Europe’s Italian Muse?

ROME – The euro contagion triggered by Greece’s sovereign-debt crisis has now infected Italy. Silvio Berlusconi’s government, together with a fiscally conscious opposition, managed to secure – in only a few days – parliamentary approval of a package of measures worth more than €50 billion, in order to restore market confidence in the soundness of Italy’s economic fundamentals.

In the absence of a strong and credible EU-wide commitment to stop the contagion, other eurozone countries hit by the sovereign-debt crisis have been following a similar script. But the financier George Soros is right: Europe needs a “Plan B.” The huge crisis now hitting the eurozone and the European Union must not be wasted. It must be used to move Europe farther along the road of integration, lest the Union begin to reverse course.
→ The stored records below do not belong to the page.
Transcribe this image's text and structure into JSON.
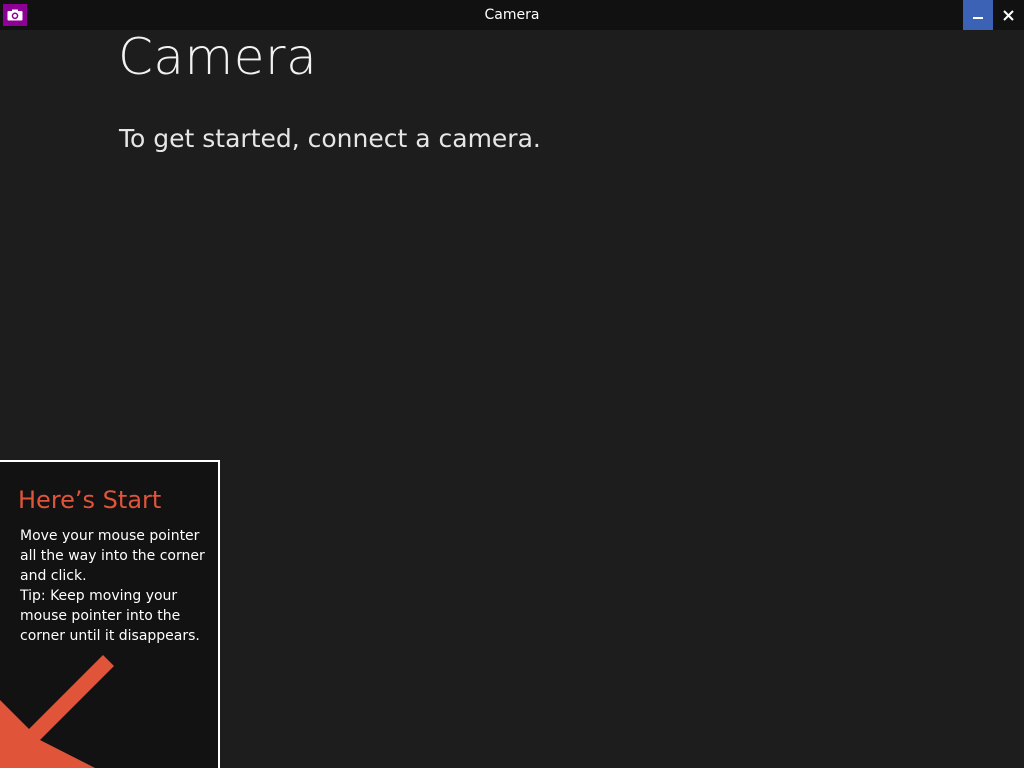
{
  "titlebar": {
    "title": "Camera",
    "app_icon": "camera-icon",
    "minimize_icon": "minimize-icon",
    "close_icon": "close-icon"
  },
  "main": {
    "heading": "Camera",
    "message": "To get started, connect a camera."
  },
  "start_tip": {
    "title": "Here’s Start",
    "lines": [
      "Move your mouse pointer",
      "all the way into the corner",
      "and click.",
      "Tip: Keep moving your",
      "mouse pointer into the",
      "corner until it disappears."
    ],
    "arrow_icon": "arrow-down-left-icon"
  },
  "colors": {
    "background": "#1d1d1d",
    "titlebar": "#111111",
    "app_icon": "#8c0095",
    "minimize_button": "#3c62b5",
    "tip_accent": "#e0553a"
  }
}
When the euro was created, its architects were well aware that no monetary union in history had succeeded without the backing of a political union. Hopes nonetheless were pinned on the existence of a large, European-wide market and eurozone member states’ commitment to keeping fiscal deficits, public debt, and inflation under control. But several eurozone members did not keep their word, and the crisis engulfing their sovereign debt now endangers the survival of the eurozone as a whole.
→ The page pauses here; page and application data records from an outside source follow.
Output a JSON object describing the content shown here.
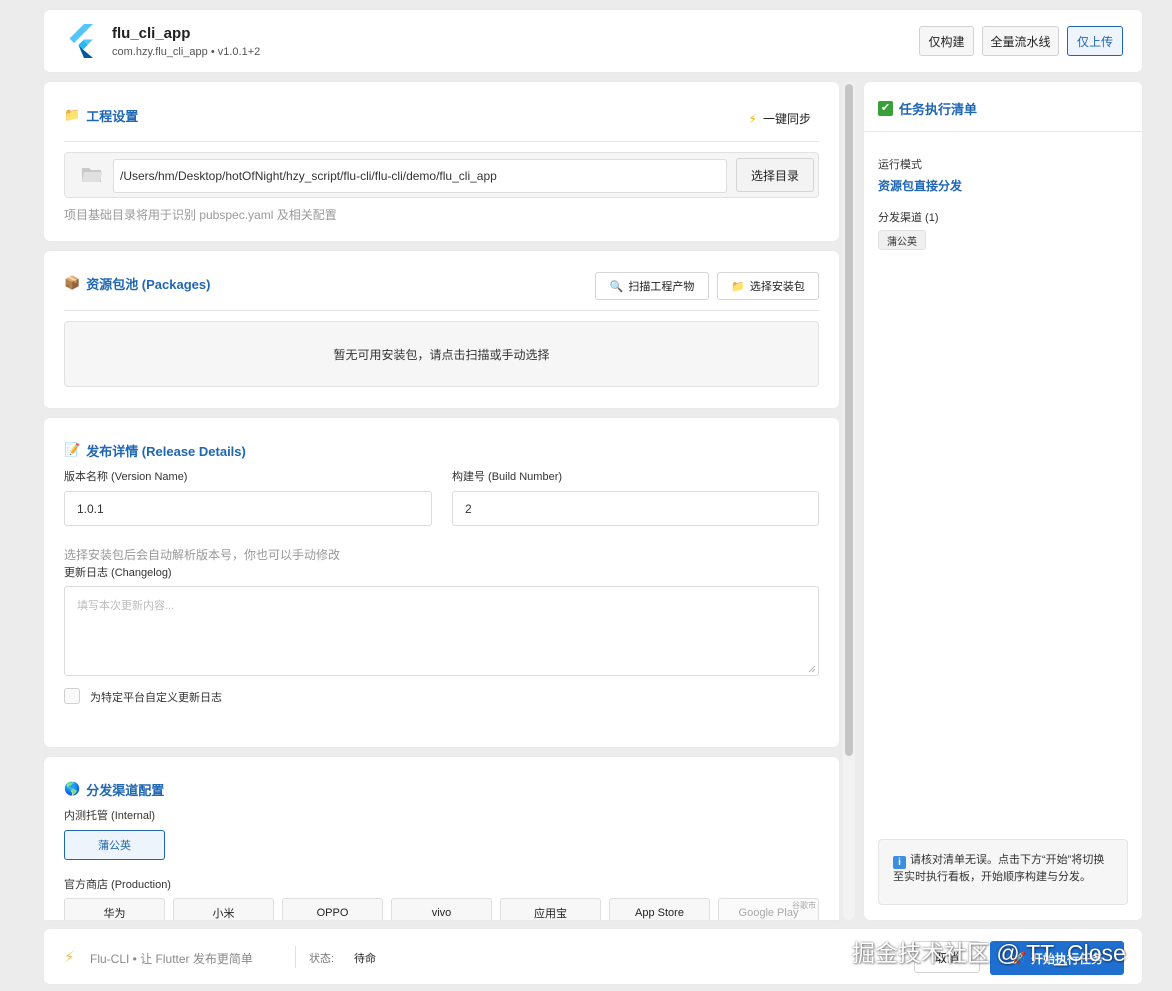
{
  "header": {
    "app_name": "flu_cli_app",
    "app_subtitle": "com.hzy.flu_cli_app • v1.0.1+2",
    "buttons": {
      "build_only": "仅构建",
      "full_pipeline": "全量流水线",
      "upload_only": "仅上传"
    }
  },
  "project": {
    "title": "工程设置",
    "sync_label": "一键同步",
    "path_value": "/Users/hm/Desktop/hotOfNight/hzy_script/flu-cli/flu-cli/demo/flu_cli_app",
    "choose_dir": "选择目录",
    "hint": "项目基础目录将用于识别 pubspec.yaml 及相关配置"
  },
  "packages": {
    "title": "资源包池 (Packages)",
    "scan_button": "扫描工程产物",
    "select_button": "选择安装包",
    "empty_text": "暂无可用安装包，请点击扫描或手动选择"
  },
  "release": {
    "title": "发布详情 (Release Details)",
    "version_label": "版本名称 (Version Name)",
    "version_value": "1.0.1",
    "build_label": "构建号 (Build Number)",
    "build_value": "2",
    "version_hint": "选择安装包后会自动解析版本号，你也可以手动修改",
    "changelog_label": "更新日志 (Changelog)",
    "changelog_placeholder": "填写本次更新内容...",
    "custom_changelog_label": "为特定平台自定义更新日志"
  },
  "channels": {
    "title": "分发渠道配置",
    "internal_label": "内测托管 (Internal)",
    "internal_selected": "蒲公英",
    "production_label": "官方商店 (Production)",
    "stores": [
      "华为",
      "小米",
      "OPPO",
      "vivo",
      "应用宝",
      "App Store",
      "Google Play"
    ],
    "google_tag": "谷歌市"
  },
  "side": {
    "title": "任务执行清单",
    "mode_label": "运行模式",
    "mode_value": "资源包直接分发",
    "channels_label": "分发渠道 (1)",
    "channel_chip": "蒲公英",
    "notice": "请核对清单无误。点击下方“开始”将切换至实时执行看板，开始顺序构建与分发。"
  },
  "footer": {
    "brand": "Flu-CLI • 让 Flutter 发布更简单",
    "status_label": "状态:",
    "status_value": "待命",
    "cancel": "取消",
    "start": "开始执行任务"
  },
  "watermark": "掘金技术社区 @ TT_Close",
  "colors": {
    "accent": "#1f66b3",
    "primary_button": "#1f6fd0",
    "bolt": "#f0b400"
  }
}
As coordination among sovereign states has plainly not worked, only two possibilities are left. One option is that eurozone members remain sovereign and claim back their monetary powers, which implies not only the death of the euro, but also a threat to the internal market and to the EU’s very existence. The other option is to cede more sovereignty to the EU, which implies not only the survival of the euro, but also, and perhaps more importantly, the birth of Europe’s political union.